By Chris Cole and Charles Potts
Unless you have been living on a desert island for the past few years, you would be hard-pressed to miss the technological revolution that is sweeping our nation’s financial system and the larger global economy.
While a desert island might sound appealing today, especially during a worldwide pandemic, community bankers have done anything but isolate on a tropical oasis. Instead, they have stepped up as leaders in the epicenters of their communities, meeting the challenges and embracing the opportunities to engage with their customers through digital solutions.
Fintech, once considered a buzzword, is simply the delivery of financial services in a streamlined and efficient manner utilizing technology. And every community banker knows first-hand that fintech is no longer just nice-to-have, but it is essential to achieve the success and growth critical to our nation’s economic future.
The tides are also shifting in favor of more innovative regulatory approaches as regulators begin to take a closer look at their roles and responsibilities to reduce unnecessary paperwork and streamline out-of-date regulatory requirements.
Even amid the constraints of this global pandemic, regulators are exploring conversations about how to improve processes from “how we’ve always done it” to a more efficient supervisory approach.
Take, for example, the FDIC’s recently announced competition to help develop a new and innovative approach to financial reporting, particularly for community banks. This initiative is intended to explore the use of technology through a tech sprint--to streamline and limit the laborious and manual processes required by banks to complete the quarterly Call Report, a goal sought by ICBA for more than a decade.
Other regulators have also been encouraging banks to innovate. Both the OCC and the CFPB announced virtual innovation office hours in July to “discuss financial technology (fintech), new products or services, partnering with a bank or fintech company, or other matters related to responsible innovation in financial services.” And the Federal Reserve Banks are providing similar virtual meetings at varying times in their districts.
These developments suggest that regulatory bodies are awakening to new innovative products and tools. This hands-on engagement, and willingness to identify the bottlenecks in regulatory supervision could spawn much needed innovation and new ideas for the ultimate benefit of the community banking industry.
As regulators embrace Regtech, additional questions will address several unknowns, including:
- How will banks be expected to execute on these changes?
- What short-term and long-term impacts will this evolution have on the availability of credit in markets served by community banks?
- How will fintechs and core providers be able to support this new charge?
- How can we ensure community bankers are at the table to provide real-world perspective on how regulatory oversight aligns with the community bank business model, a model based upon customer relationships, not transaction volumes?
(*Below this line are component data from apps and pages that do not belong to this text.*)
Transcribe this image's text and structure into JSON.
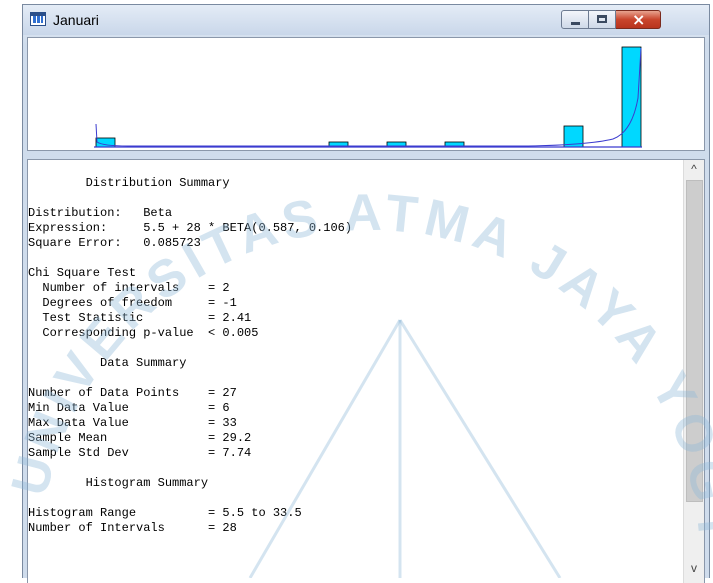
{
  "window": {
    "title": "Januari"
  },
  "histogram": {
    "bar_color": "#00d8ff",
    "curve_color": "#3b3bcf"
  },
  "report": {
    "lines": [
      "        Distribution Summary",
      "",
      "Distribution:   Beta",
      "Expression:     5.5 + 28 * BETA(0.587, 0.106)",
      "Square Error:   0.085723",
      "",
      "Chi Square Test",
      "  Number of intervals    = 2",
      "  Degrees of freedom     = -1",
      "  Test Statistic         = 2.41",
      "  Corresponding p-value  < 0.005",
      "",
      "          Data Summary",
      "",
      "Number of Data Points    = 27",
      "Min Data Value           = 6",
      "Max Data Value           = 33",
      "Sample Mean              = 29.2",
      "Sample Std Dev           = 7.74",
      "",
      "        Histogram Summary",
      "",
      "Histogram Range          = 5.5 to 33.5",
      "Number of Intervals      = 28"
    ]
  },
  "watermark": {
    "text": "UNIVERSITAS ATMA JAYA YOGYAKARTA",
    "color": "#8fb8d8"
  },
  "scrollbar": {
    "up_glyph": "^",
    "down_glyph": "v"
  }
}
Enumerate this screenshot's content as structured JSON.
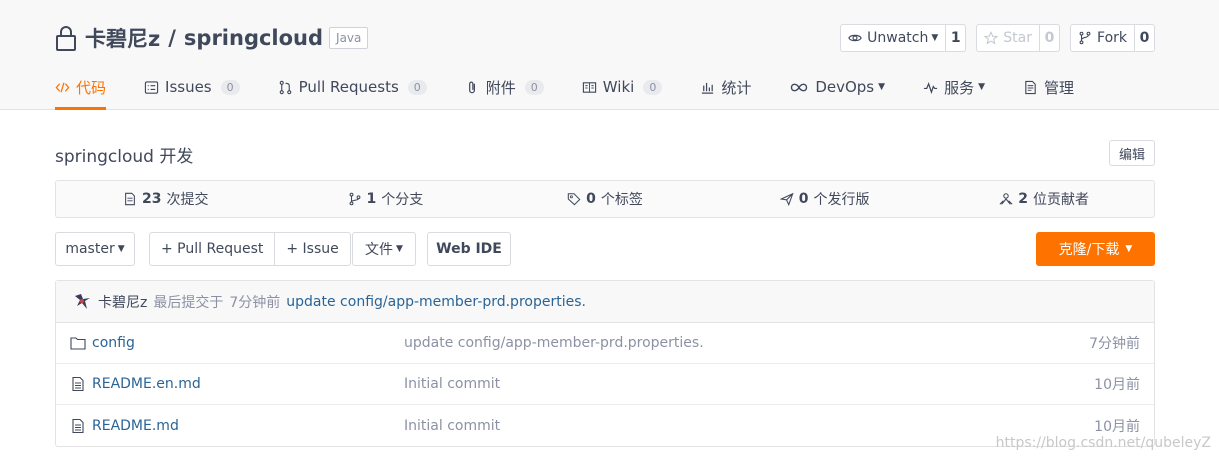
{
  "repo": {
    "owner": "卡碧尼z",
    "separator": "/",
    "name": "springcloud",
    "language": "Java"
  },
  "actions": {
    "watch": {
      "label": "Unwatch",
      "count": "1"
    },
    "star": {
      "label": "Star",
      "count": "0"
    },
    "fork": {
      "label": "Fork",
      "count": "0"
    }
  },
  "tabs": [
    {
      "label": "代码"
    },
    {
      "label": "Issues",
      "count": "0"
    },
    {
      "label": "Pull Requests",
      "count": "0"
    },
    {
      "label": "附件",
      "count": "0"
    },
    {
      "label": "Wiki",
      "count": "0"
    },
    {
      "label": "统计"
    },
    {
      "label": "DevOps"
    },
    {
      "label": "服务"
    },
    {
      "label": "管理"
    }
  ],
  "description": "springcloud 开发",
  "edit_label": "编辑",
  "stats": [
    {
      "num": "23",
      "label": "次提交"
    },
    {
      "num": "1",
      "label": "个分支"
    },
    {
      "num": "0",
      "label": "个标签"
    },
    {
      "num": "0",
      "label": "个发行版"
    },
    {
      "num": "2",
      "label": "位贡献者"
    }
  ],
  "toolbar": {
    "branch": "master",
    "pull_request": "+ Pull Request",
    "issue": "+ Issue",
    "file": "文件",
    "web_ide": "Web IDE",
    "clone": "克隆/下载"
  },
  "last_commit": {
    "author": "卡碧尼z",
    "prefix": "最后提交于",
    "time": "7分钟前",
    "message": "update config/app-member-prd.properties."
  },
  "files": [
    {
      "name": "config",
      "type": "folder",
      "message": "update config/app-member-prd.properties.",
      "time": "7分钟前"
    },
    {
      "name": "README.en.md",
      "type": "file",
      "message": "Initial commit",
      "time": "10月前"
    },
    {
      "name": "README.md",
      "type": "file",
      "message": "Initial commit",
      "time": "10月前"
    }
  ],
  "watermark": "https://blog.csdn.net/qubeleyZ",
  "colors": {
    "accent": "#fe7300",
    "link": "#2a6496",
    "text": "#40485b",
    "muted": "#8c92a4"
  }
}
A lot of these questions remain unanswered, and we expect we will have to assess them on a case-by-case basis as details begin to solidify. But ICBA will continue to work closely with regulators, advocating on behalf of community banks, ensuring your best interests remain front and center, and advocating for better technology solutions to address compliance hurdles we have had for decades.
Because at the end of the day, if community banks flourish, the communities, and customers they serve will continue to thrive.
Chris Cole is ICBA Executive Vice President and Senior Regulatory Counsel and Charles Potts is ICBA Senior Vice President and Chief Innovation Officer.